The church is highlighted in many books on church architecture, among them, "Chicago Churches: A Photographic Essay" by Elizabeth Johnson (Uppercase Books Inc, 1999) as well as "Chicago Churches and Synagogues: An Architectural Pilgrimage" by George A. Lane, SJ and Algimantas Kezys, SJ (Loyola Press, 1982). The building is an Illinois Historic Landmark and is listed on the National Register of Historic Places. It was designated a Chicago Landmark on January 21, 1982.[4]

Notes[edit]

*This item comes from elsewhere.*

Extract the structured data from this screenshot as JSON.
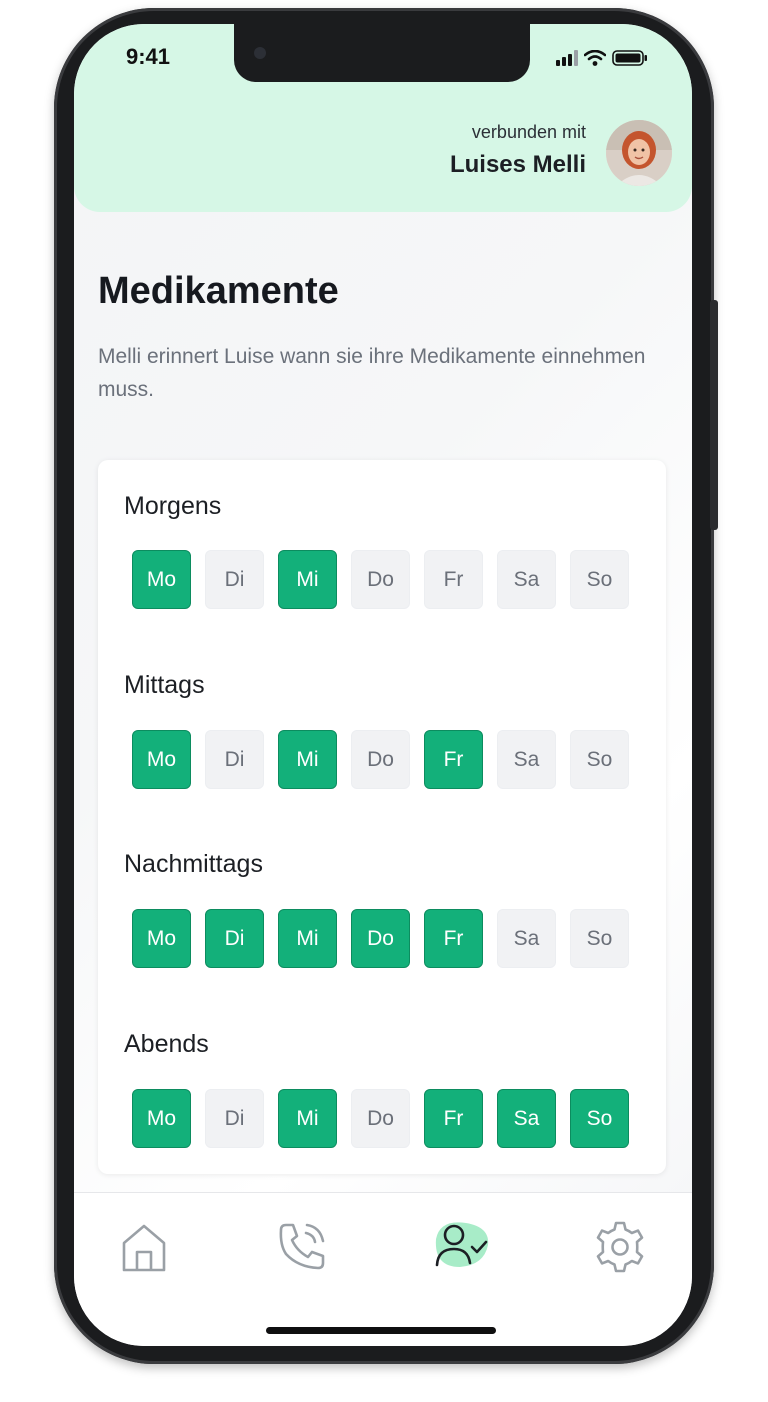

  1. ^ Lane, George A. and Kezys, Algimantas, "Chicago Churches and Synagogues: An Architectural Pilgrimage," Loyola Press, Chicago: 1982, pp. 30-31.
  2. ^ "First Baptist Congregational Church - Physical Description". 2011. Retrieved 2011-11-13. 
  3. ^ Rhodes, Dawn. "Blizzard damage to historic church put at $1M". Chicago Tribune. Retrieved 2011-11-13. 
  4. ^ "First Baptist Congregational Church". City of Chicago Department of Planning and Development, Landmarks Division. 2003. Retrieved 2007-06-26. 

External links[edit]